The technique of light-sheet fluorescence microscopy (LSFM) can rapidly provide stunning, 3-D images of intact organs and small organisms, such as zebrafish and mouse brains.
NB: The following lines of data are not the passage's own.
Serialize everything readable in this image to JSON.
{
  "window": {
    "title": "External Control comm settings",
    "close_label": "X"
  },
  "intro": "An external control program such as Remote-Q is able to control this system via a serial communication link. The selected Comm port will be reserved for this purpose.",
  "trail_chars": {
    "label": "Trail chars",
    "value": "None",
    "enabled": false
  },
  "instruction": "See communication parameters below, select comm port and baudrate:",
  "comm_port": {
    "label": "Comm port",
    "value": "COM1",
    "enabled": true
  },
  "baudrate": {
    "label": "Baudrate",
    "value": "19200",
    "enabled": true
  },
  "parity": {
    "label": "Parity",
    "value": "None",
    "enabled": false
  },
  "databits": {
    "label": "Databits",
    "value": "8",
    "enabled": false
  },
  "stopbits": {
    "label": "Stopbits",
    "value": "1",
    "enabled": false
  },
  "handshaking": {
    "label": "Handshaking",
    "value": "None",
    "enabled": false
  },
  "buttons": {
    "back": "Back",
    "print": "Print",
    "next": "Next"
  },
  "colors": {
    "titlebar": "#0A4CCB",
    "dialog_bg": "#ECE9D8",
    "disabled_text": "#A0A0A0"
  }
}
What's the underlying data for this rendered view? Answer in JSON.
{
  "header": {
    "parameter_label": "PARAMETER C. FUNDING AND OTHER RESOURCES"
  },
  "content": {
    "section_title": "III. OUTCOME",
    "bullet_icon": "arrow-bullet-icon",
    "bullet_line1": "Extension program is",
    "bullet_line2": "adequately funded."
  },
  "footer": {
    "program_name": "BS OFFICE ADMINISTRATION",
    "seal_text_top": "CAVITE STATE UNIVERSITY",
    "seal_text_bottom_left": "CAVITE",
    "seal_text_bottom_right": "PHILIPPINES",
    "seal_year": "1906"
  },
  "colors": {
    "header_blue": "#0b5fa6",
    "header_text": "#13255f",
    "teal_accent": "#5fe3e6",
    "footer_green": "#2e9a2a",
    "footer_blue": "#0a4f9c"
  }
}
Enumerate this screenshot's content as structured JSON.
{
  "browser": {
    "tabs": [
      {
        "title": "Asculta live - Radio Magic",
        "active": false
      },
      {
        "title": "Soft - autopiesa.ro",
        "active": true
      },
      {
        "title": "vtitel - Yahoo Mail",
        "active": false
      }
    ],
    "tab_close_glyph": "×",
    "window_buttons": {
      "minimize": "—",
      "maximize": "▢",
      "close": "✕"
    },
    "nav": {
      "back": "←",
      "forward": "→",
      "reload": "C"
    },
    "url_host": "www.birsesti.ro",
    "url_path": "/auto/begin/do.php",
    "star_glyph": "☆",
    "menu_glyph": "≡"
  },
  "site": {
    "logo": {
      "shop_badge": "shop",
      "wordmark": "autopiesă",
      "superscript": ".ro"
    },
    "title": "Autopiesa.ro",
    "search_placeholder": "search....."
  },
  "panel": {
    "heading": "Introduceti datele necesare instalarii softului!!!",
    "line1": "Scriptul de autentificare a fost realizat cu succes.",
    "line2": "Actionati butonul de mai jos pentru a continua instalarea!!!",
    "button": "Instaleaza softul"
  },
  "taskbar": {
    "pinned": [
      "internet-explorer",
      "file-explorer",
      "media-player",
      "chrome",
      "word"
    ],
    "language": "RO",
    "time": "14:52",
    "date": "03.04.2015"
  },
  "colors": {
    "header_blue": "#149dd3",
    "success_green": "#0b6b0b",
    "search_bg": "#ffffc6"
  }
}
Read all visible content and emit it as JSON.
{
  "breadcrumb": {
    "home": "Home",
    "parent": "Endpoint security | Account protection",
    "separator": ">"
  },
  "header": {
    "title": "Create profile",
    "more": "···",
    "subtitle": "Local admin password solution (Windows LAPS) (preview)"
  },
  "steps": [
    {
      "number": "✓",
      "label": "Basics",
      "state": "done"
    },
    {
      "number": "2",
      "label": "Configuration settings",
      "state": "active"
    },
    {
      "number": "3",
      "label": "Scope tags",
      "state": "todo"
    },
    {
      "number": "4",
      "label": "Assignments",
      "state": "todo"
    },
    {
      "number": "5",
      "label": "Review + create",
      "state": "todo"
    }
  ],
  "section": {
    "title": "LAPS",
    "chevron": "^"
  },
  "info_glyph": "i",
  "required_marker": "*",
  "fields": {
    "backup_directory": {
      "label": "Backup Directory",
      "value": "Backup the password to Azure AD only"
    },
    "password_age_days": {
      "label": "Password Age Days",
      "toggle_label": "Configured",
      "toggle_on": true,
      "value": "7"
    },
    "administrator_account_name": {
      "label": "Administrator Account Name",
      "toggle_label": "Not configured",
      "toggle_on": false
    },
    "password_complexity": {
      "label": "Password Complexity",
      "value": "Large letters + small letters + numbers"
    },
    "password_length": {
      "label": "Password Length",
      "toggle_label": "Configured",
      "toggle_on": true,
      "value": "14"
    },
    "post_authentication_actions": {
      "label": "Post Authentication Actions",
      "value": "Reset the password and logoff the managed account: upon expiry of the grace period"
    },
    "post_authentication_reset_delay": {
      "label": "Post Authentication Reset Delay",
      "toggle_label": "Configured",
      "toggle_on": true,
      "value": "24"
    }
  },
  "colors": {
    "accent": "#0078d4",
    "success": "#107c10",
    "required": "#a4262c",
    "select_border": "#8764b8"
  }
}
But to get those images, the samples usually need to be immobilized in a stiff gel—a demand that can limit the technique’s use in some studies of biological dynamics and in aspects of drug discovery.
Now, a research team led by OSA Fellow Kishan Dholakia of the University of St. Andrews, U.K., has devised a way to marry LSFM with a different technique for holding the specimen in place: a contact-free ultrasound trap (Nat. Commun., doi: 10.1038/s41467-019-08514-5). And the researchers demonstrated the usefulness of the approach by using the LSFM–ultrasound combination to measure the effect of specific drugs on the heartbeat of zebrafish larvae suspended in the trap.